According to Fred Kofman (Author of Conscious Business) the effort to improve meetings must start with the “what.” No matter how efficiently you meet about the wrong things, they are still the wrong things to meet about.
"I have sat in hundreds of bad meetings: no goals, no agenda, no preparation, no documents, no schedule, no minutes, no action items, no follow-up, and so on. We all hate these meetings. We all want to improve them" says Kofman.
He suggests a way to cut your meeting time is not by meeting about the same things faster, but by meeting about fewer things. This recommendation has reduced meeting time by 90% in one of his clients.

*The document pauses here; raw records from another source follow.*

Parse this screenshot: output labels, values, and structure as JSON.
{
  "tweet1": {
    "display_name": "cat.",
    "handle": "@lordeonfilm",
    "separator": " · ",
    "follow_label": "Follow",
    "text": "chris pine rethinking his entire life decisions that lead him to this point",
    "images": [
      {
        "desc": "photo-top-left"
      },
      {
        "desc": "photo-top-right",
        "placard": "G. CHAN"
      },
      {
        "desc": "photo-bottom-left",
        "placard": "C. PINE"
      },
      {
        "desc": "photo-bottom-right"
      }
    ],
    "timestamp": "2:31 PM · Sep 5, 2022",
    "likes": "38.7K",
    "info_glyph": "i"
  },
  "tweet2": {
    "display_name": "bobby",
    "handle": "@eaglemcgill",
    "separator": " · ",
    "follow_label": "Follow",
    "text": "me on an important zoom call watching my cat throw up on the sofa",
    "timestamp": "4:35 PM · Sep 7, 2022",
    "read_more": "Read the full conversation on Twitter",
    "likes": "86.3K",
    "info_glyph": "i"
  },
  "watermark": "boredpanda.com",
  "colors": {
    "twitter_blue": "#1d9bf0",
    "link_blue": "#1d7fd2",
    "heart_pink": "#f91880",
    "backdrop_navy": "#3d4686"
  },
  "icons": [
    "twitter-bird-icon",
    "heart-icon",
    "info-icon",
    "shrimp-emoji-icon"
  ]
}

This does not mean that you can do the work in 10% of the time. You have to devote significant out-of-meeting effort to resolve the issues, but working more efficiently, enjoying a happier mood, and achieving better results.
What’s The Secret?
Kofman says "the only goal for a meeting is “to decide and commit.” No other objective is worth meeting for"
- No meetings to “discuss.”
- No meetings to “update.”
- No meetings to “review.”
- No meetings to “inform.”
- No meetings to “report.”
- No meetings to “present.”
- No meetings to “check.”
- No meetings to “dialogue.”
- No meetings to “evaluate.”
- No meetings to “connect.”
- No meetings to “think.”
- No meetings to “consider.”
- No meetings to “educate.”
- No meetings to anything but “decide and commit.”
Of course, in order to decide and commit it is necessary to share information, monitor progress, provide updates, review materials, discuss ideas, analyze options, and evaluate costs and benefits. These are very reasonable ways to spend the time of a meeting.
But those are intermediate goals; the final goal is to perform. And to perform effectively a team needs to decide intelligently, commit resolutely, and execute impeccably. A good meeting focuses on the first two, in order to accomplish the third.
According to Kofman many teams practice “voodoo management.” They believe that talking about an issue is enough to (magically) solve it. They take pride of “working” on something while they only express opinions about what “ought to be done.” There is no action without commitment. Not surprisingly, everybody feels frustrated because the issue remains unsolved “after all the time we spent talking about it.”
Kofman goes onto say unless the meeting may lead people to act in a different way they would have acted had they not had the meeting, its value is zero—no matter how efficiently the meeting is run.
The Acid Test
Fred Kofman suggests the following acid test, Pick a red marker and search your agenda for terms such as “discuss,” “update,” “review,” and other non-decisive verbs. Cross them out and see what is left.
Then put any remaining item through the following three-question test:
- “What will we do differently if we succeed in this meeting?”
- “Why do we need to meet to accomplish this?”
- “How will this help us further the goal of the team?”
I bet that 90% of your meeting time goes away".
Source: Fred Kofman, Executive Coach - Philosopher - Author of Conscious Business